Records contained in a dataset:
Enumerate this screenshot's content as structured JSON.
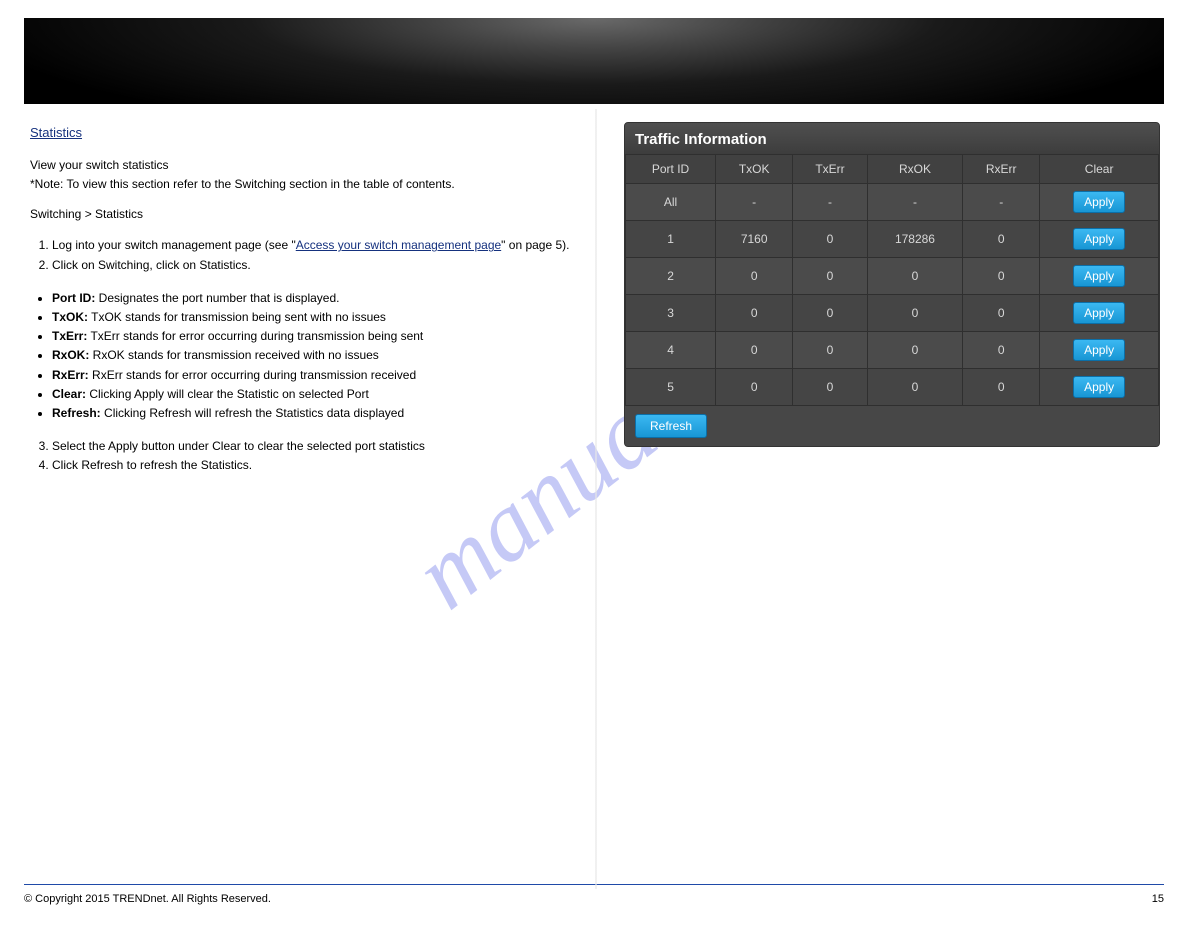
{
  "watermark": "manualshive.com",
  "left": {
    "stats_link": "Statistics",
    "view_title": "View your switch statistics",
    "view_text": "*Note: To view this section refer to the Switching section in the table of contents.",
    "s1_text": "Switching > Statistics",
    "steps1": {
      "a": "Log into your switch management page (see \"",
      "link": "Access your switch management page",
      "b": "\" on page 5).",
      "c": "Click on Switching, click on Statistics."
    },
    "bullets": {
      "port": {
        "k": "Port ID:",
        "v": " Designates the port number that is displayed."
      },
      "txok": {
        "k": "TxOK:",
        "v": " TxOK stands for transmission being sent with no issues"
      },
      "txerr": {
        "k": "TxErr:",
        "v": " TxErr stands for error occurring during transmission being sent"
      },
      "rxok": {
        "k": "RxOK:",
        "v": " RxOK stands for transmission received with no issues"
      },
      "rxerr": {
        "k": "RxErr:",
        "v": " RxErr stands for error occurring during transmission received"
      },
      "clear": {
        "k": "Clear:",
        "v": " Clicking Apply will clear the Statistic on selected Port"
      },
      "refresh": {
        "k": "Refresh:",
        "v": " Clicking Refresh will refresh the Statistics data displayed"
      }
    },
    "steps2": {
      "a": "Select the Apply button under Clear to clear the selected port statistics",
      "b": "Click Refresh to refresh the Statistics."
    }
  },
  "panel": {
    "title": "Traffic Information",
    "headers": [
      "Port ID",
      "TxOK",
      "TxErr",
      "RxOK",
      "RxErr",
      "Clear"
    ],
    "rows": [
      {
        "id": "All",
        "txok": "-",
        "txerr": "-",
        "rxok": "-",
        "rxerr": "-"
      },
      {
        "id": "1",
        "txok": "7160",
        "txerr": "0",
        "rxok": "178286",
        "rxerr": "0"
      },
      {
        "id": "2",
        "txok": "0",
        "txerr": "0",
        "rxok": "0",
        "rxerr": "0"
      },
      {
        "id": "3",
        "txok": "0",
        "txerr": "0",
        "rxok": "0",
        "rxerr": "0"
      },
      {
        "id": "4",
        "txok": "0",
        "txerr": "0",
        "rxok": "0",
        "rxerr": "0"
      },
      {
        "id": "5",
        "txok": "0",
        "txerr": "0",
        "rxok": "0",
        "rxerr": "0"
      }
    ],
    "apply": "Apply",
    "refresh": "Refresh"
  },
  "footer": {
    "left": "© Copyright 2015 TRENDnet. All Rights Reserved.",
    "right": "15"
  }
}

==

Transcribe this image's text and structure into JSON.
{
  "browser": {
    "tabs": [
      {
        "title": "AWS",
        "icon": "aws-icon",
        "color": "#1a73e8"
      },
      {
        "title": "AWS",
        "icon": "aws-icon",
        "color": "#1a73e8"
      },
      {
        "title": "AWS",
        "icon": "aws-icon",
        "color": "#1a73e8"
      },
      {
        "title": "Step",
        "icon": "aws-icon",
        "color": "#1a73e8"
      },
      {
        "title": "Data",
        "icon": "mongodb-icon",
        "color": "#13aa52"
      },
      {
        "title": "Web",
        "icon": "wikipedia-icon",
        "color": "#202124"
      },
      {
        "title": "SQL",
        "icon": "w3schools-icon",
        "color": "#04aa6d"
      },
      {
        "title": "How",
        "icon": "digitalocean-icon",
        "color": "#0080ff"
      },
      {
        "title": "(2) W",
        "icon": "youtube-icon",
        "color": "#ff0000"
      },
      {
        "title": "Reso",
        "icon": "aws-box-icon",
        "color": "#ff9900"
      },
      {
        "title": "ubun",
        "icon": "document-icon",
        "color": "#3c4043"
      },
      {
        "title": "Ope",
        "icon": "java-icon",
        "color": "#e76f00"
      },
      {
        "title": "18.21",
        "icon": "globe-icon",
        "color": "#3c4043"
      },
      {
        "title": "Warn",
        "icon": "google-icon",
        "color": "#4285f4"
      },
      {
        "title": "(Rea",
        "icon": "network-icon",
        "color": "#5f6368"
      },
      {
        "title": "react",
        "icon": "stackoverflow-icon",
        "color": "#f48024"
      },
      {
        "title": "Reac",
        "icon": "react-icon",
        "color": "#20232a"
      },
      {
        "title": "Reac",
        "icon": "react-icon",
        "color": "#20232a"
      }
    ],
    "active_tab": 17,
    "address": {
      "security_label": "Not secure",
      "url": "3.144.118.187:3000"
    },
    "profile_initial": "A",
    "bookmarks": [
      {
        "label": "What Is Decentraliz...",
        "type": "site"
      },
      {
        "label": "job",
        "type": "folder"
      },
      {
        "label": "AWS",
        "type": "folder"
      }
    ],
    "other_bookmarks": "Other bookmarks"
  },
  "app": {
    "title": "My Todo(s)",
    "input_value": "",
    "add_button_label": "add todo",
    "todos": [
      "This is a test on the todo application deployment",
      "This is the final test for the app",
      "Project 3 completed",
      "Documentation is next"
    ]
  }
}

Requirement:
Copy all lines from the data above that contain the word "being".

Response box:
        "v": " TxOK stands for transmission being sent with no issues"
        "v": " TxErr stands for error occurring during transmission being sent"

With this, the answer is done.